● REQUIRED ACTION:
All of the data should be copied exactly, with the pictures left out.

● RECORDED DATA:

++++++++++++++++++++

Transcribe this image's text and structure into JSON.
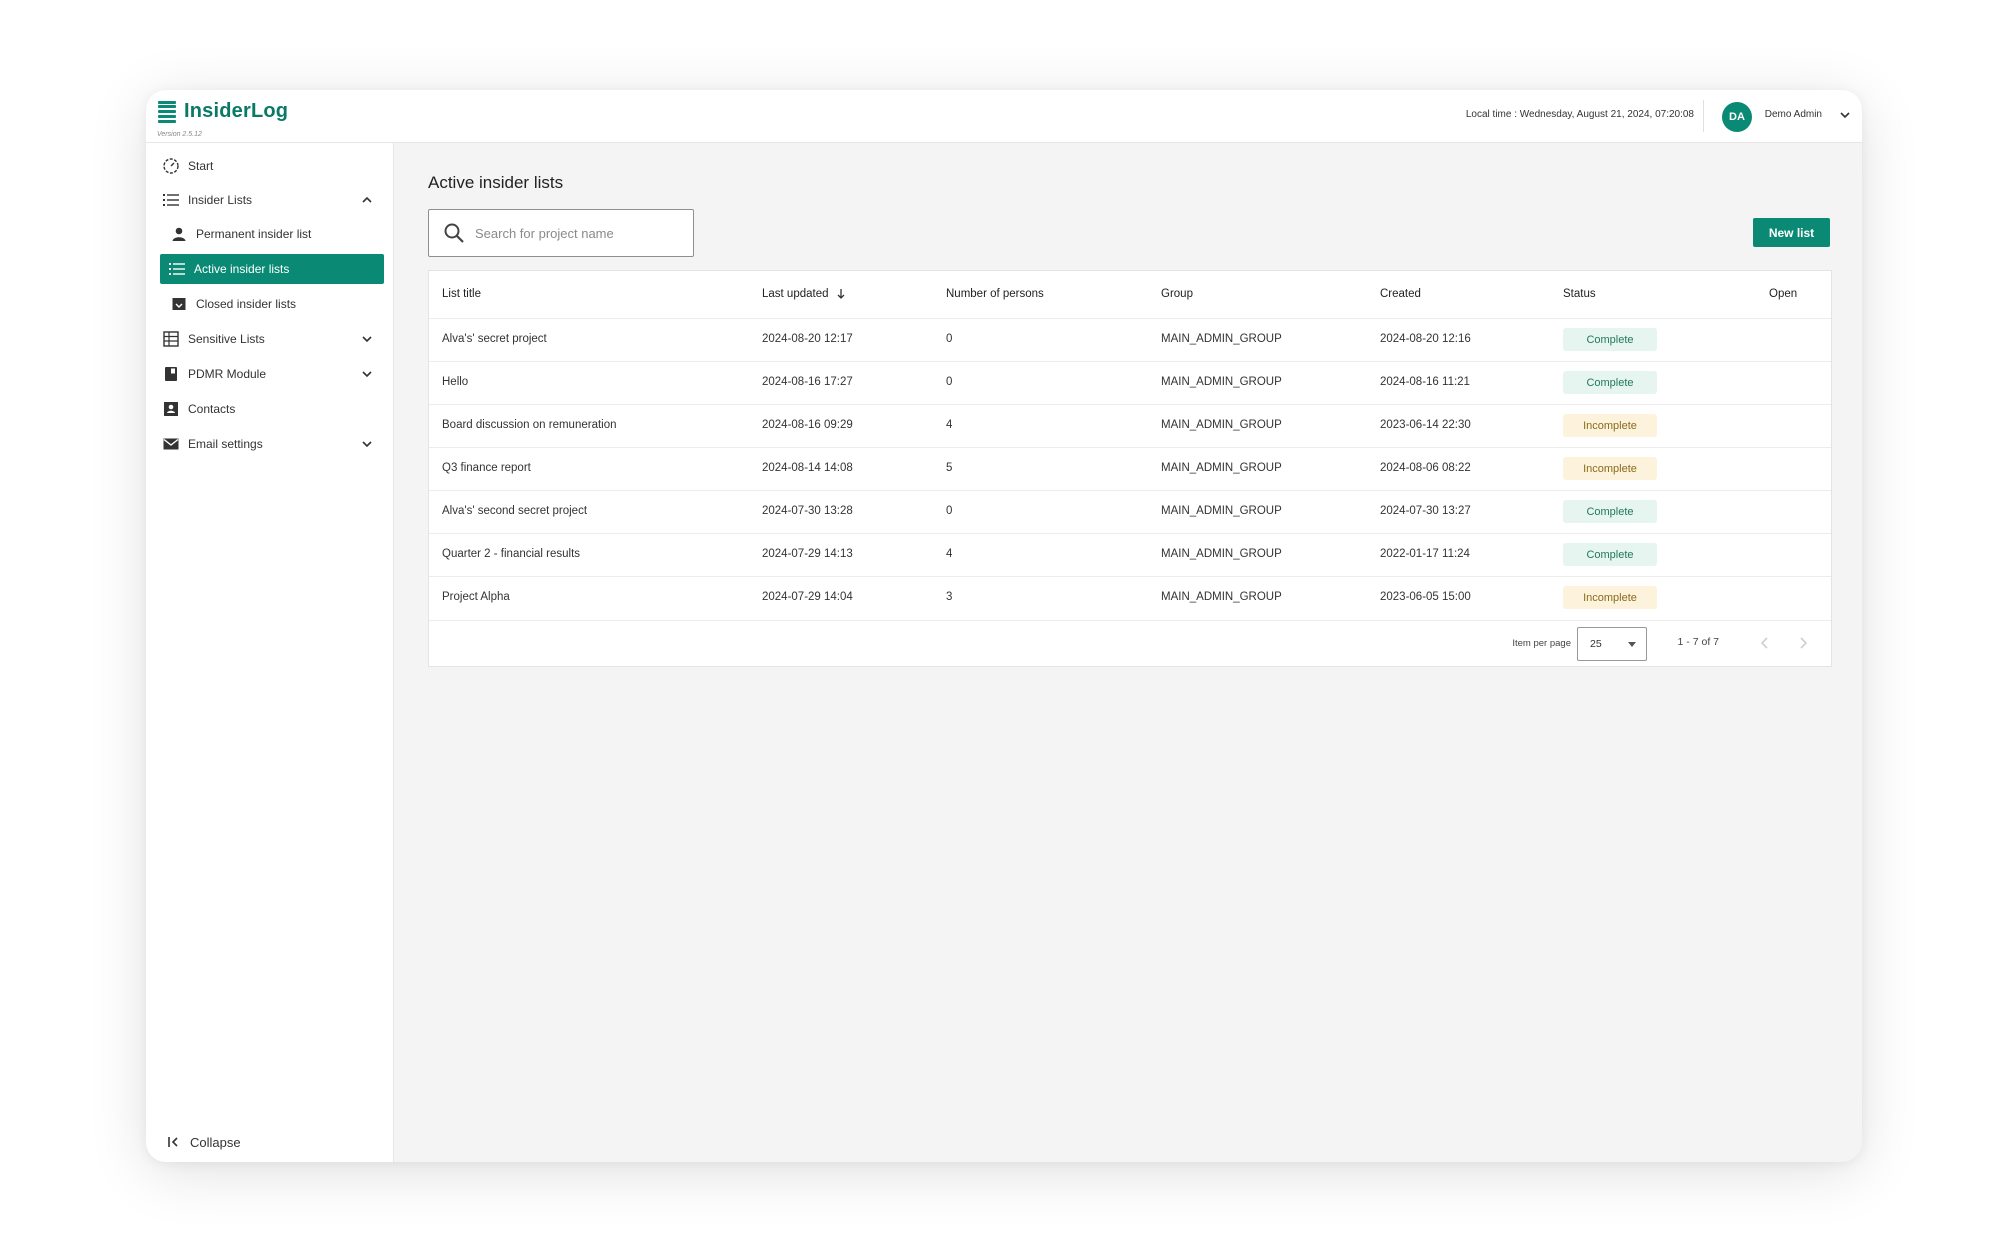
{
  "header": {
    "brand": "InsiderLog",
    "version": "Version 2.5.12",
    "local_time": "Local time : Wednesday, August 21, 2024, 07:20:08",
    "user_initials": "DA",
    "user_name": "Demo Admin"
  },
  "sidebar": {
    "items": [
      {
        "label": "Start",
        "icon": "dashboard-gauge-icon"
      },
      {
        "label": "Insider Lists",
        "icon": "list-icon",
        "expanded": true
      },
      {
        "label": "Permanent insider list",
        "icon": "person-icon"
      },
      {
        "label": "Active insider lists",
        "icon": "list-icon",
        "active": true
      },
      {
        "label": "Closed insider lists",
        "icon": "archive-box-icon"
      },
      {
        "label": "Sensitive Lists",
        "icon": "table-icon",
        "expanded": false
      },
      {
        "label": "PDMR Module",
        "icon": "book-icon",
        "expanded": false
      },
      {
        "label": "Contacts",
        "icon": "contact-card-icon"
      },
      {
        "label": "Email settings",
        "icon": "envelope-icon",
        "expanded": false
      }
    ],
    "collapse_label": "Collapse"
  },
  "main": {
    "title": "Active insider lists",
    "search_placeholder": "Search for project name",
    "new_list_label": "New list",
    "columns": [
      "List title",
      "Last updated",
      "Number of persons",
      "Group",
      "Created",
      "Status",
      "Open"
    ],
    "rows": [
      {
        "title": "Alva's' secret project",
        "updated": "2024-08-20 12:17",
        "persons": "0",
        "group": "MAIN_ADMIN_GROUP",
        "created": "2024-08-20 12:16",
        "status": "Complete"
      },
      {
        "title": "Hello",
        "updated": "2024-08-16 17:27",
        "persons": "0",
        "group": "MAIN_ADMIN_GROUP",
        "created": "2024-08-16 11:21",
        "status": "Complete"
      },
      {
        "title": "Board discussion on remuneration",
        "updated": "2024-08-16 09:29",
        "persons": "4",
        "group": "MAIN_ADMIN_GROUP",
        "created": "2023-06-14 22:30",
        "status": "Incomplete"
      },
      {
        "title": "Q3 finance report",
        "updated": "2024-08-14 14:08",
        "persons": "5",
        "group": "MAIN_ADMIN_GROUP",
        "created": "2024-08-06 08:22",
        "status": "Incomplete"
      },
      {
        "title": "Alva's' second secret project",
        "updated": "2024-07-30 13:28",
        "persons": "0",
        "group": "MAIN_ADMIN_GROUP",
        "created": "2024-07-30 13:27",
        "status": "Complete"
      },
      {
        "title": "Quarter 2 - financial results",
        "updated": "2024-07-29 14:13",
        "persons": "4",
        "group": "MAIN_ADMIN_GROUP",
        "created": "2022-01-17 11:24",
        "status": "Complete"
      },
      {
        "title": "Project Alpha",
        "updated": "2024-07-29 14:04",
        "persons": "3",
        "group": "MAIN_ADMIN_GROUP",
        "created": "2023-06-05 15:00",
        "status": "Incomplete"
      }
    ],
    "pagination": {
      "items_per_page_label": "Item per page",
      "items_per_page": "25",
      "range": "1 - 7 of 7"
    }
  },
  "colors": {
    "brand": "#0a8a74",
    "complete_bg": "#e6f5ef",
    "incomplete_bg": "#fdf3dc"
  }
}
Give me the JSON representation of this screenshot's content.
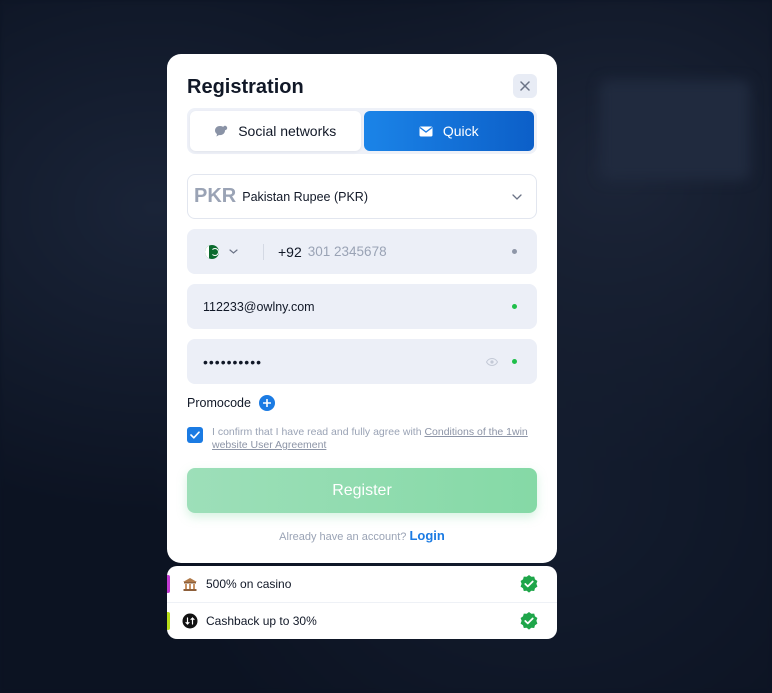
{
  "modal": {
    "title": "Registration",
    "tabs": [
      {
        "label": "Social networks",
        "icon": "chat-bubble-icon",
        "active": false
      },
      {
        "label": "Quick",
        "icon": "envelope-icon",
        "active": true
      }
    ],
    "currency": {
      "code": "PKR",
      "name": "Pakistan Rupee (PKR)"
    },
    "phone": {
      "prefix": "+92",
      "placeholder": "301 2345678",
      "value": ""
    },
    "email": {
      "value": "112233@owlny.com"
    },
    "password": {
      "value": "••••••••••"
    },
    "promo_label": "Promocode",
    "agreement": {
      "checked": true,
      "text": "I confirm that I have read and fully agree with",
      "link": "Conditions of the 1win website User Agreement"
    },
    "register_label": "Register",
    "login_prompt": "Already have an account?",
    "login_label": "Login"
  },
  "bonuses": [
    {
      "label": "500% on casino",
      "icon": "casino-building-icon",
      "bar_color": "#c33bd3"
    },
    {
      "label": "Cashback up to 30%",
      "icon": "cashback-coin-icon",
      "bar_color": "#b9de1a"
    }
  ],
  "colors": {
    "accent": "#1b7be3",
    "register_button": "#8fdcae",
    "valid_dot": "#1fbf4a",
    "badge_green": "#1fa64a"
  }
}
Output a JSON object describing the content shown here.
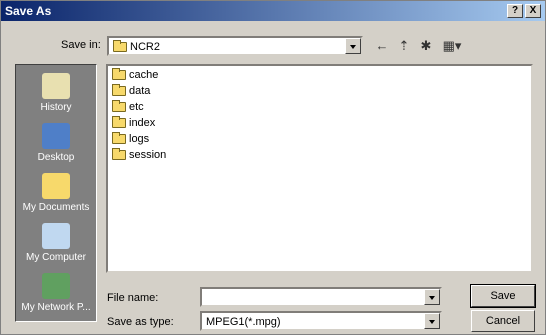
{
  "window": {
    "title": "Save As",
    "help_label": "?",
    "close_label": "X"
  },
  "save_in": {
    "label": "Save in:",
    "value": "NCR2"
  },
  "places": [
    {
      "label": "History",
      "icon": "history-icon"
    },
    {
      "label": "Desktop",
      "icon": "desktop-icon"
    },
    {
      "label": "My Documents",
      "icon": "my-documents-icon"
    },
    {
      "label": "My Computer",
      "icon": "my-computer-icon"
    },
    {
      "label": "My Network P...",
      "icon": "my-network-places-icon"
    }
  ],
  "files": [
    "cache",
    "data",
    "etc",
    "index",
    "logs",
    "session"
  ],
  "file_name": {
    "label": "File name:",
    "value": ""
  },
  "save_as_type": {
    "label": "Save as type:",
    "value": "MPEG1(*.mpg)"
  },
  "buttons": {
    "save": "Save",
    "cancel": "Cancel"
  },
  "toolbar": {
    "back": "←",
    "up": "⇡",
    "new_folder": "✱",
    "view": "▦▾"
  }
}
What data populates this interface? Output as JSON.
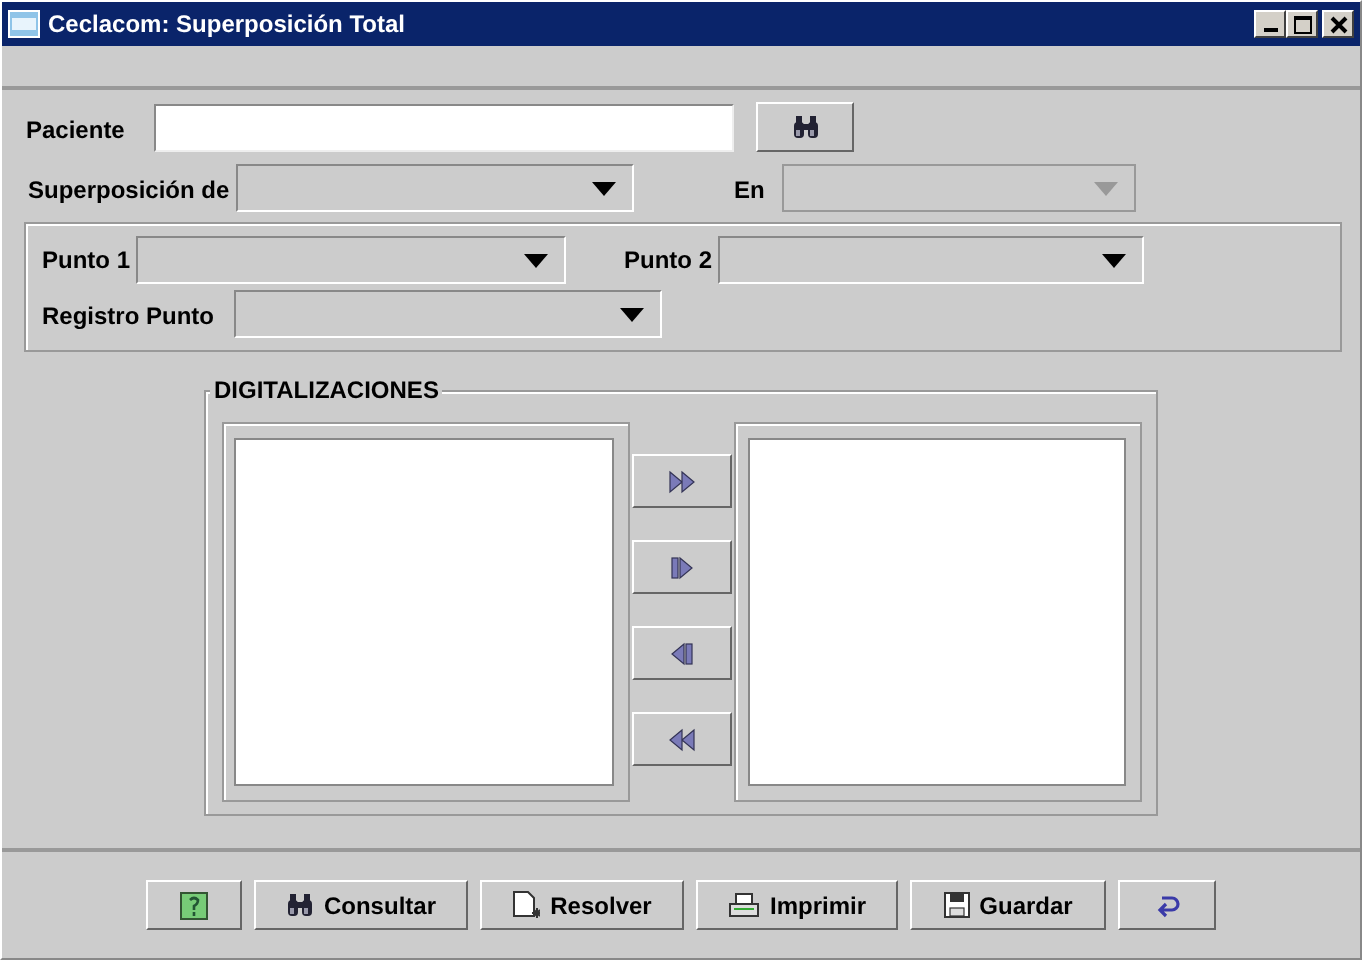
{
  "window": {
    "title": "Ceclacom: Superposición Total"
  },
  "patient": {
    "label": "Paciente"
  },
  "overlay": {
    "label": "Superposición de",
    "disabled": false
  },
  "target": {
    "label": "En",
    "disabled": true
  },
  "points": [
    {
      "label": "Punto 1",
      "disabled": false
    },
    {
      "label": "Punto 2",
      "disabled": false
    },
    {
      "label": "Registro Punto",
      "disabled": false
    }
  ],
  "scans": {
    "title": "DIGITALIZACIONES"
  },
  "transfer_buttons": [
    {
      "kind": "all-right"
    },
    {
      "kind": "right"
    },
    {
      "kind": "left"
    },
    {
      "kind": "all-left"
    }
  ],
  "buttons": [
    {
      "kind": "help"
    },
    {
      "kind": "search",
      "label": "Consultar"
    },
    {
      "kind": "resolve",
      "label": "Resolver"
    },
    {
      "kind": "print",
      "label": "Imprimir"
    },
    {
      "kind": "save",
      "label": "Guardar"
    },
    {
      "kind": "back"
    }
  ]
}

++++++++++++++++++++

● ANSWER:
Transcribe this image's text and structure into JSON.
{
  "header": {
    "brand": "InsiderLog",
    "version": "Version 2.5.12",
    "local_time": "Local time : Wednesday, August 21, 2024, 07:20:08",
    "user_initials": "DA",
    "user_name": "Demo Admin"
  },
  "sidebar": {
    "items": [
      {
        "label": "Start",
        "icon": "dashboard-gauge-icon"
      },
      {
        "label": "Insider Lists",
        "icon": "list-icon",
        "expanded": true
      },
      {
        "label": "Permanent insider list",
        "icon": "person-icon"
      },
      {
        "label": "Active insider lists",
        "icon": "list-icon",
        "active": true
      },
      {
        "label": "Closed insider lists",
        "icon": "archive-box-icon"
      },
      {
        "label": "Sensitive Lists",
        "icon": "table-icon",
        "expanded": false
      },
      {
        "label": "PDMR Module",
        "icon": "book-icon",
        "expanded": false
      },
      {
        "label": "Contacts",
        "icon": "contact-card-icon"
      },
      {
        "label": "Email settings",
        "icon": "envelope-icon",
        "expanded": false
      }
    ],
    "collapse_label": "Collapse"
  },
  "main": {
    "title": "Active insider lists",
    "search_placeholder": "Search for project name",
    "new_list_label": "New list",
    "columns": [
      "List title",
      "Last updated",
      "Number of persons",
      "Group",
      "Created",
      "Status",
      "Open"
    ],
    "rows": [
      {
        "title": "Alva's' secret project",
        "updated": "2024-08-20 12:17",
        "persons": "0",
        "group": "MAIN_ADMIN_GROUP",
        "created": "2024-08-20 12:16",
        "status": "Complete"
      },
      {
        "title": "Hello",
        "updated": "2024-08-16 17:27",
        "persons": "0",
        "group": "MAIN_ADMIN_GROUP",
        "created": "2024-08-16 11:21",
        "status": "Complete"
      },
      {
        "title": "Board discussion on remuneration",
        "updated": "2024-08-16 09:29",
        "persons": "4",
        "group": "MAIN_ADMIN_GROUP",
        "created": "2023-06-14 22:30",
        "status": "Incomplete"
      },
      {
        "title": "Q3 finance report",
        "updated": "2024-08-14 14:08",
        "persons": "5",
        "group": "MAIN_ADMIN_GROUP",
        "created": "2024-08-06 08:22",
        "status": "Incomplete"
      },
      {
        "title": "Alva's' second secret project",
        "updated": "2024-07-30 13:28",
        "persons": "0",
        "group": "MAIN_ADMIN_GROUP",
        "created": "2024-07-30 13:27",
        "status": "Complete"
      },
      {
        "title": "Quarter 2 - financial results",
        "updated": "2024-07-29 14:13",
        "persons": "4",
        "group": "MAIN_ADMIN_GROUP",
        "created": "2022-01-17 11:24",
        "status": "Complete"
      },
      {
        "title": "Project Alpha",
        "updated": "2024-07-29 14:04",
        "persons": "3",
        "group": "MAIN_ADMIN_GROUP",
        "created": "2023-06-05 15:00",
        "status": "Incomplete"
      }
    ],
    "pagination": {
      "items_per_page_label": "Item per page",
      "items_per_page": "25",
      "range": "1 - 7 of 7"
    }
  },
  "colors": {
    "brand": "#0a8a74",
    "complete_bg": "#e6f5ef",
    "incomplete_bg": "#fdf3dc"
  }
}
Give me the JSON representation of this screenshot's content.
{
  "modal": {
    "title": "Registration",
    "tabs": [
      {
        "label": "Social networks",
        "icon": "chat-bubble-icon",
        "active": false
      },
      {
        "label": "Quick",
        "icon": "envelope-icon",
        "active": true
      }
    ],
    "currency": {
      "code": "PKR",
      "name": "Pakistan Rupee (PKR)"
    },
    "phone": {
      "prefix": "+92",
      "placeholder": "301 2345678",
      "value": ""
    },
    "email": {
      "value": "112233@owlny.com"
    },
    "password": {
      "value": "••••••••••"
    },
    "promo_label": "Promocode",
    "agreement": {
      "checked": true,
      "text": "I confirm that I have read and fully agree with",
      "link": "Conditions of the 1win website User Agreement"
    },
    "register_label": "Register",
    "login_prompt": "Already have an account?",
    "login_label": "Login"
  },
  "bonuses": [
    {
      "label": "500% on casino",
      "icon": "casino-building-icon",
      "bar_color": "#c33bd3"
    },
    {
      "label": "Cashback up to 30%",
      "icon": "cashback-coin-icon",
      "bar_color": "#b9de1a"
    }
  ],
  "colors": {
    "accent": "#1b7be3",
    "register_button": "#8fdcae",
    "valid_dot": "#1fbf4a",
    "badge_green": "#1fa64a"
  }
}
Output a JSON object describing the content shown here.
{
  "window": {
    "title": "Save As",
    "help_label": "?",
    "close_label": "X"
  },
  "save_in": {
    "label": "Save in:",
    "value": "NCR2"
  },
  "places": [
    {
      "label": "History",
      "icon": "history-icon"
    },
    {
      "label": "Desktop",
      "icon": "desktop-icon"
    },
    {
      "label": "My Documents",
      "icon": "my-documents-icon"
    },
    {
      "label": "My Computer",
      "icon": "my-computer-icon"
    },
    {
      "label": "My Network P...",
      "icon": "my-network-places-icon"
    }
  ],
  "files": [
    "cache",
    "data",
    "etc",
    "index",
    "logs",
    "session"
  ],
  "file_name": {
    "label": "File name:",
    "value": ""
  },
  "save_as_type": {
    "label": "Save as type:",
    "value": "MPEG1(*.mpg)"
  },
  "buttons": {
    "save": "Save",
    "cancel": "Cancel"
  },
  "toolbar": {
    "back": "←",
    "up": "⇡",
    "new_folder": "✱",
    "view": "▦▾"
  }
}
What data populates this interface? Output as JSON.
{
  "window": {
    "title": "Ceclacom: Superposición Total"
  },
  "patient": {
    "label": "Paciente"
  },
  "overlay": {
    "label": "Superposición de",
    "disabled": false
  },
  "target": {
    "label": "En",
    "disabled": true
  },
  "points": [
    {
      "label": "Punto 1",
      "disabled": false
    },
    {
      "label": "Punto 2",
      "disabled": false
    },
    {
      "label": "Registro Punto",
      "disabled": false
    }
  ],
  "scans": {
    "title": "DIGITALIZACIONES"
  },
  "transfer_buttons": [
    {
      "kind": "all-right"
    },
    {
      "kind": "right"
    },
    {
      "kind": "left"
    },
    {
      "kind": "all-left"
    }
  ],
  "buttons": [
    {
      "kind": "help"
    },
    {
      "kind": "search",
      "label": "Consultar"
    },
    {
      "kind": "resolve",
      "label": "Resolver"
    },
    {
      "kind": "print",
      "label": "Imprimir"
    },
    {
      "kind": "save",
      "label": "Guardar"
    },
    {
      "kind": "back"
    }
  ]
}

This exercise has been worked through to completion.